Weather ends hopes for vintage warplanes' rescheduled flyover of nation's capital
The Arsenal of Democracy flyover of Washington, D.C. was once again grounded by weather on Saturday, forcing the cancellation of the aerial portion of the tribute to World War II veterans 75 years after the war's end.
"The weather is not going to safely allow the aircraft to fly today through Washington DC airspace," a posting on the group's Facebook page said Saturday morning. "Since our authorization to fly through that restricted airspace will expire today, we won't be able to reschedule the flying portion of the program."
Dozens of vintage aircraft, including the only B-29 Superfortresses still flying, were to take off from airports in northern Virginia, fly down the Potomac, and turn left across the National Mall.
“It was a tough call for all of us to make, but at the end of the day it was about the safety and security of the pilots, crews, volunteers, aircraft and all those involved in the aerial tribute," the The Arsenal of Democracy Executive Committee said in a press release. "We are thankful for all the local, state and federal support that we received in the planning and postponements of the flyover; they wanted to see the flyover tribute executed just as much as we did.
"Unfortunately, given all the planning, preparations and organization, including meeting the extensive security criteria that go into such a massive event, there are no plans to reschedule this year. We are grateful for the generosity of our sponsors and all the hard work that was put forth to honor the sacrifices of America’s Greatest Generation.”
The group posted a tribute video, including interviews with Tuskegee Airman Brig.

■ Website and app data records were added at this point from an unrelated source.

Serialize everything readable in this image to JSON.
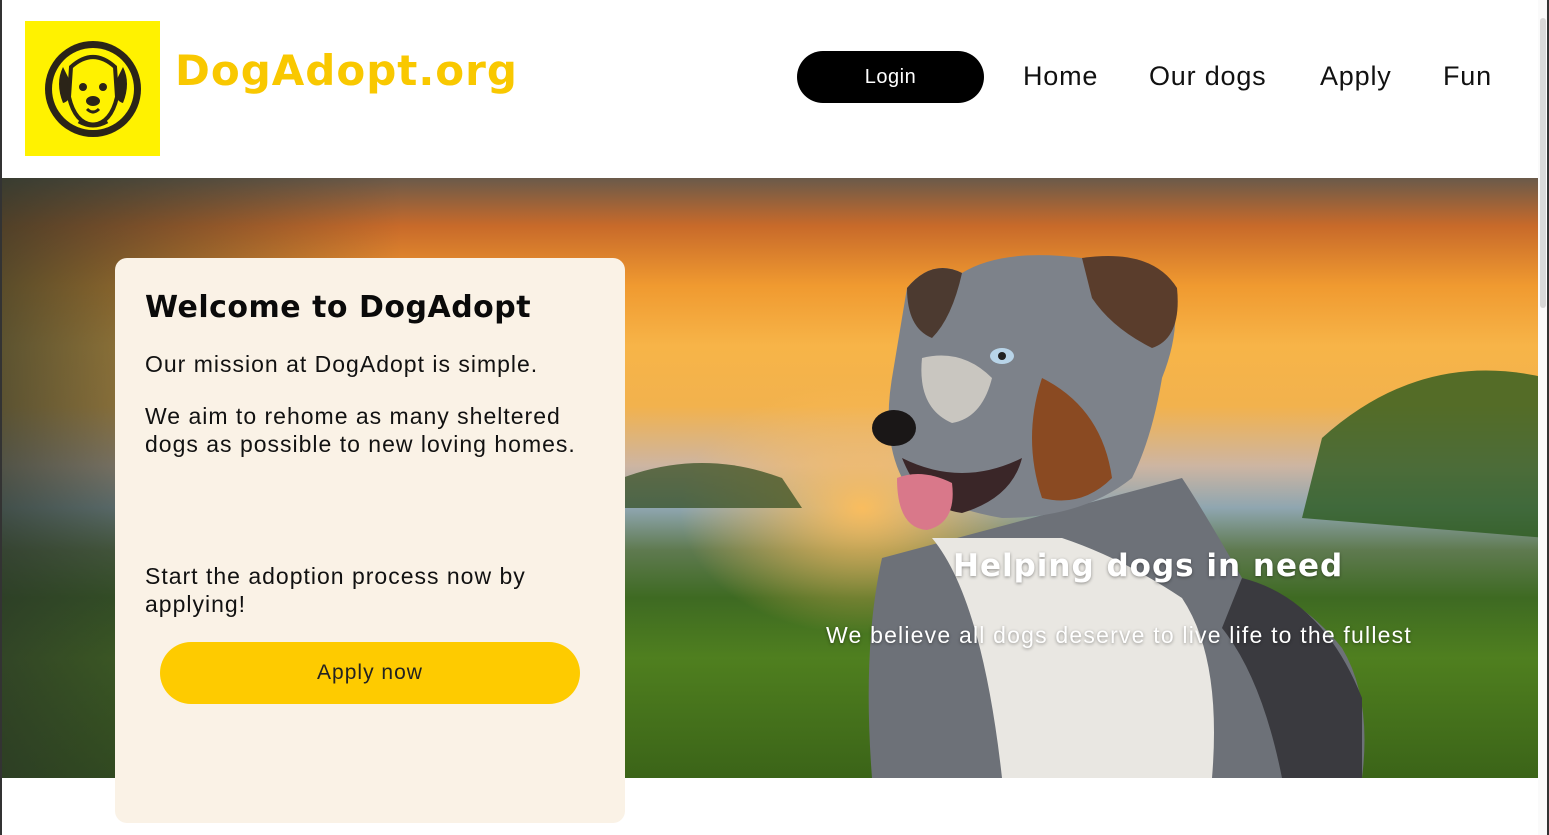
{
  "header": {
    "brand": "DogAdopt.org",
    "logo_icon": "dog-face-icon",
    "logo_bg": "#fff200",
    "brand_color": "#f9c800"
  },
  "nav": {
    "login": "Login",
    "links": [
      "Home",
      "Our dogs",
      "Apply",
      "Fun"
    ]
  },
  "hero": {
    "title": "Helping dogs in need",
    "subtitle": "We believe all dogs deserve to live life to the fullest"
  },
  "card": {
    "title": "Welcome to DogAdopt",
    "p1": "Our mission at DogAdopt is simple.",
    "p2": "We aim to rehome as many sheltered dogs as possible to new loving homes.",
    "p3": "Start the adoption process now by applying!",
    "button": "Apply now",
    "button_color": "#fecb00"
  }
}
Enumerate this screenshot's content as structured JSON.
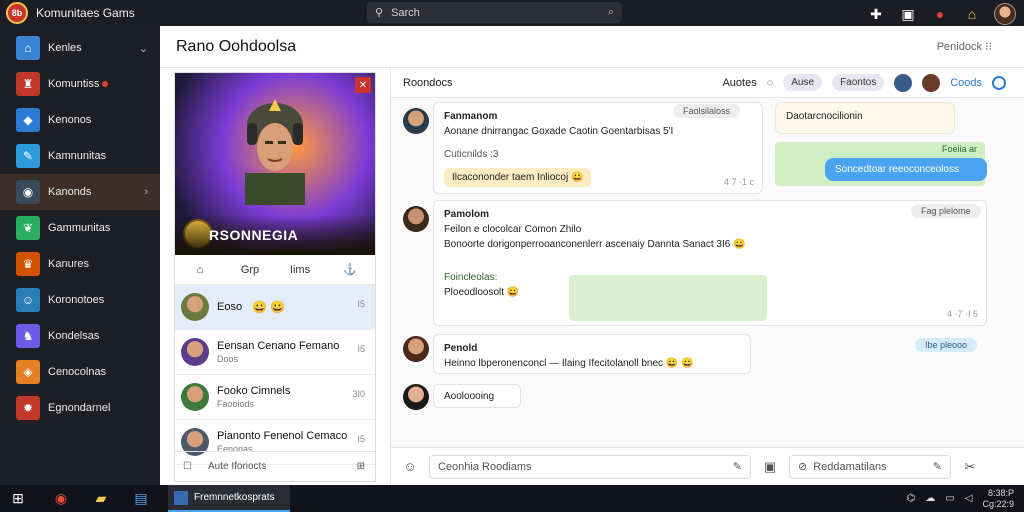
{
  "app": {
    "title": "Komunitaes Gams",
    "logo_text": "8b"
  },
  "search": {
    "placeholder": "Sarch"
  },
  "sidebar": {
    "items": [
      {
        "label": "Kenles",
        "icon": "home-icon",
        "color": "#3a82d6",
        "glyph": "⌂",
        "chevron": "⌄"
      },
      {
        "label": "Komuntiss",
        "icon": "community-icon",
        "color": "#c0392b",
        "glyph": "♜",
        "badge": true
      },
      {
        "label": "Kenonos",
        "icon": "game-icon",
        "color": "#2b7bd6",
        "glyph": "◆"
      },
      {
        "label": "Kamnunitas",
        "icon": "chat-icon",
        "color": "#2d9cdb",
        "glyph": "✎"
      },
      {
        "label": "Kanonds",
        "icon": "controller-icon",
        "color": "#394a5a",
        "glyph": "◉",
        "active": true,
        "chevron": "›"
      },
      {
        "label": "Gammunitas",
        "icon": "leaf-icon",
        "color": "#27ae60",
        "glyph": "❦"
      },
      {
        "label": "Kanures",
        "icon": "trophy-icon",
        "color": "#d35400",
        "glyph": "♛"
      },
      {
        "label": "Koronotoes",
        "icon": "character-icon",
        "color": "#2980b9",
        "glyph": "☺"
      },
      {
        "label": "Kondelsas",
        "icon": "knight-icon",
        "color": "#6c5ce7",
        "glyph": "♞"
      },
      {
        "label": "Cenocolnas",
        "icon": "gem-icon",
        "color": "#e67e22",
        "glyph": "◈"
      },
      {
        "label": "Egnondarnel",
        "icon": "fire-icon",
        "color": "#c0392b",
        "glyph": "✹"
      }
    ]
  },
  "main": {
    "title": "Rano Oohdoolsa",
    "header_right": "Penidock  ⁝⁝"
  },
  "card": {
    "hero_title": "RSONNEGIA",
    "tabs": [
      "Grp",
      "Iims"
    ],
    "friends": [
      {
        "name": "Eoso",
        "sub": "",
        "num": "I5",
        "emoji": "😀 😀",
        "active": true,
        "av": "#6b7a3d"
      },
      {
        "name": "Eensan Cenano Femano",
        "sub": "Doos",
        "num": "I5",
        "emoji": "",
        "av": "#5b3d8a"
      },
      {
        "name": "Fooko Cimnels",
        "sub": "Faooiods",
        "num": "3I0",
        "emoji": "",
        "av": "#3d7a3d"
      },
      {
        "name": "Pianonto Fenenol Cemaco",
        "sub": "Eenonas",
        "num": "I5",
        "emoji": "",
        "av": "#4a5a6a"
      }
    ],
    "footer": "Aute Iforiocts"
  },
  "chat": {
    "header": {
      "title": "Roondocs",
      "actions_label": "Auotes",
      "pill_label": "Ause",
      "pill2_label": "Faontos",
      "codes_label": "Coods"
    },
    "messages": [
      {
        "name": "Fanmanom",
        "text": "Aonane dnirrangac Goxade Caotin Goentarbisas 5'I",
        "sub": "Cuticnilds :3",
        "highlight": "Ilcacononder taem Inliocoj 😀",
        "time": "4 7 ·1 c"
      },
      {
        "name": "Pamolom",
        "text": "Feilon e clocolcar Comon  Zhilo",
        "text2": "Bonoorte dorigonperrooanconenlerr ascenaiy Dannta Sanact  3I6 😀",
        "sub": "Foincleolas:",
        "highlight": "Ploeodloosolt 😀",
        "time": "4 ·7 ·I 5"
      },
      {
        "name": "Penold",
        "text": "Heinno lbperonenconcl  — Ilaing Ifecitolanoll bnec 😀 😀"
      },
      {
        "name": "Aooloooing"
      }
    ],
    "right_msgs": [
      {
        "text": "Daotarcnocilionin"
      },
      {
        "text": "Foeiia ar"
      },
      {
        "text": "Soncedtoar reeoconceoloss"
      }
    ],
    "tags": [
      "Faolsilaloss",
      "Fag plelome",
      "Ibe pleooo"
    ],
    "composer": {
      "placeholder": "Ceonhia Roodiams",
      "placeholder2": "Reddamatilans"
    }
  },
  "taskbar": {
    "app_label": "Fremnnetkosprats",
    "clock_time": "8:38:P",
    "clock_date": "Cg:22:9"
  }
}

Gen. Charles McGee and other veterans, which can be seen at the bottom of his story.